Coincidentally, perhaps, it did not come until the organisation appointed a former journalist as its chief executive.
Whatever the case, internal subs’ desks for individual papers have become a luxury which print media simply cannot afford in the struggle for survival in the savage jungle of competing electronic news delivery platforms.
When I worked in editorial production on The Times in London in the late 1960s and early 70s, we employed “readers” who checked every line for accuracy before it went into the paper.
This age-old practice continued there and in Australia until the advent of editorial computerisation.
Many of these readers may have felt that their departure would leave the door open for editorial sloppiness (and in some cases it might have) but the industry had to move on.
It has been argued that quality journalism will suffer without the close internal relationship between writers and sub-editors who share a common understanding of the nature of their newspapers.
This suggests a lack of professionalism, or at least indifference, by the outsourced subs.
But what is the basis for this?
After all, Pagemasters, which was set up by some highly qualified sub-editorial journalists made redundant in a major rationalisation in the Herald & Weekly Times more than 20 years ago, has become very successful around the world and is jointly owned by Fairfax and News Limited through AAP.
It is hard to believe Fairfax or News would allow the quality of their products to slide just to save money.
But the introduction of this outsourcing, as with the scrapping of the Readers’ Room, removes yet another comfort zone.
It wasn’t long ago that most suburban newspapers around the country had their own pre-press facilities and their own presses, even though most were owned by the major newspaper groups.
Rationalisations and upgrading implemented by News Limited after it acquired the Herald & Weekly
Times in the late 1980s not only saved many of the smaller papers from going under financially but helped them introduce efficiencies, which made them far more competitive.
There was some concern by local management that reader loyalty would disappear if a paper was printed outside its traditional circulation area.
This, of course, was nonsense.
What was much more important for these free papers was to have them delivered on time and with plenty of informative and attractive content.
Meanwhile, the decision by the major metro daily organisations to put a payment system between their print and online products is another inevitable development in the industry’s battle for survival.
But it may turn out to be the highest-stakes gamble of all with the risk that it could backfire on the traditional print versions of the news.
On the one hand, readers may resent having to pay for something online which they are now accessing for free.
On the other hand, how many readers are likely to opt for the hardcopy of a newspaper rather than pay an online fee, particularly if they were not doing so in the first place?
All of this could well shift the rationalisation spotlight on to the mega-millions of dollars which the print media (newspapers and magazines) have invested in presses around the country.
As the newspaper industry looks for savings to offset the rising costs involved in slugging it out with its electronic competitors, it is hard to believe it can sustain, for example, the current number of editions which each metro paper brings out daily.
And this will reinforce the rationale for a combining of the printing and distribution resources between publishers because of the enormous cost saving that this would deliver.

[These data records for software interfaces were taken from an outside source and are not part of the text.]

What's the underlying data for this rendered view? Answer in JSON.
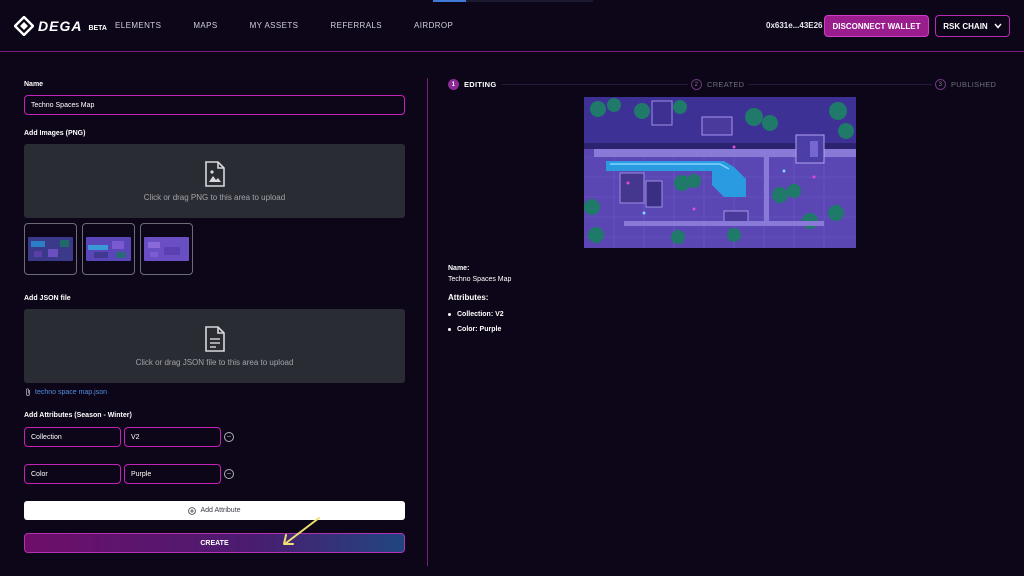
{
  "brand": {
    "logo_text": "DEGA",
    "badge": "BETA"
  },
  "nav": {
    "items": [
      {
        "label": "ELEMENTS"
      },
      {
        "label": "MAPS"
      },
      {
        "label": "MY ASSETS"
      },
      {
        "label": "REFERRALS"
      },
      {
        "label": "AIRDROP"
      }
    ]
  },
  "wallet": {
    "address": "0x631e...43E26",
    "disconnect_label": "DISCONNECT WALLET",
    "chain_label": "RSK CHAIN"
  },
  "form": {
    "name_label": "Name",
    "name_value": "Techno Spaces Map",
    "images_label": "Add Images (PNG)",
    "images_dropzone_text": "Click or drag PNG to this area to upload",
    "json_label": "Add JSON file",
    "json_dropzone_text": "Click or drag JSON file to this area to upload",
    "json_file_name": "techno space map.json",
    "attributes_label": "Add Attributes (Season - Winter)",
    "attributes": [
      {
        "key": "Collection",
        "value": "V2"
      },
      {
        "key": "Color",
        "value": "Purple"
      }
    ],
    "add_attribute_label": "Add Attribute",
    "create_label": "CREATE"
  },
  "steps": [
    {
      "num": "1",
      "label": "EDITING",
      "active": true
    },
    {
      "num": "2",
      "label": "CREATED",
      "active": false
    },
    {
      "num": "3",
      "label": "PUBLISHED",
      "active": false
    }
  ],
  "preview": {
    "name_heading": "Name:",
    "name_value": "Techno Spaces Map",
    "attributes_heading": "Attributes:",
    "attributes": [
      {
        "text": "Collection: V2"
      },
      {
        "text": "Color: Purple"
      }
    ]
  },
  "colors": {
    "background": "#0d0618",
    "accent_magenta": "#c321b8",
    "dropzone": "#2a2c33",
    "link_blue": "#4f8fe0",
    "annotation_arrow": "#f0e070"
  }
}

It is an option which has bobbed around just below the surface for years. But it now has a distinct look of inevitability about it.

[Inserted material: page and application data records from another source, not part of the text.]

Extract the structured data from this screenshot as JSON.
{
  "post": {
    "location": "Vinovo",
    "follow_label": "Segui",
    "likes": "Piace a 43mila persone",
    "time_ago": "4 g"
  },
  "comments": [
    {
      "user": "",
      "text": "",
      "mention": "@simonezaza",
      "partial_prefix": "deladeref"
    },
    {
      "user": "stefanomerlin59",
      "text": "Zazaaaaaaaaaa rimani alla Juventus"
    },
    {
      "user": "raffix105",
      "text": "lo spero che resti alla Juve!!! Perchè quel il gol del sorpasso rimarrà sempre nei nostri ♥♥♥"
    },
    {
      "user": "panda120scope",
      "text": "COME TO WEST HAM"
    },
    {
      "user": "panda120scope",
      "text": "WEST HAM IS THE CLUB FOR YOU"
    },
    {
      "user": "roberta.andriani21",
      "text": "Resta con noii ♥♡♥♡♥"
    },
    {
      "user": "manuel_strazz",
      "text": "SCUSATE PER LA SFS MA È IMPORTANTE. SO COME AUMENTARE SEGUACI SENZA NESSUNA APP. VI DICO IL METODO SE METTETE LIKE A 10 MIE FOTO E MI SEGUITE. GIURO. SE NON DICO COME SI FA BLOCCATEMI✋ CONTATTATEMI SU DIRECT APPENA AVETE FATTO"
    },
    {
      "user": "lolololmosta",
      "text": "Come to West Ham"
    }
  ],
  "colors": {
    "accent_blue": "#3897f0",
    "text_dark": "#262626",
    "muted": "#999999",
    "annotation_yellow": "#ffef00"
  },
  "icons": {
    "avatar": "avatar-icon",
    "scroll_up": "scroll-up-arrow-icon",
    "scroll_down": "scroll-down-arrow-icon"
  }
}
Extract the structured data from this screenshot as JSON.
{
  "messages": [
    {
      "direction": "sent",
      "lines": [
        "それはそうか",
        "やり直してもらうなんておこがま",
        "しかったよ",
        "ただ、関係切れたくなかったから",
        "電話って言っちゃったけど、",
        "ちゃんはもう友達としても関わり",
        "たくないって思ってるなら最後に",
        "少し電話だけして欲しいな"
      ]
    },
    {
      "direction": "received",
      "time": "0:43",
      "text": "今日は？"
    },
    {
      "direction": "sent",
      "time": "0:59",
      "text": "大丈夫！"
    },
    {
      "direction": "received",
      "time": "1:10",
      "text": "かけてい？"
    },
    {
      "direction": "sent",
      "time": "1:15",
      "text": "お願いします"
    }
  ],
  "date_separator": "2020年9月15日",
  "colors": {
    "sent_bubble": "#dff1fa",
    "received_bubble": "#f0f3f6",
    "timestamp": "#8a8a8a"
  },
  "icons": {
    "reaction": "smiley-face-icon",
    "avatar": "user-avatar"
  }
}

Malcolm Colless is a former senior executive at News Ltd and writes a column for The Australian’s media section.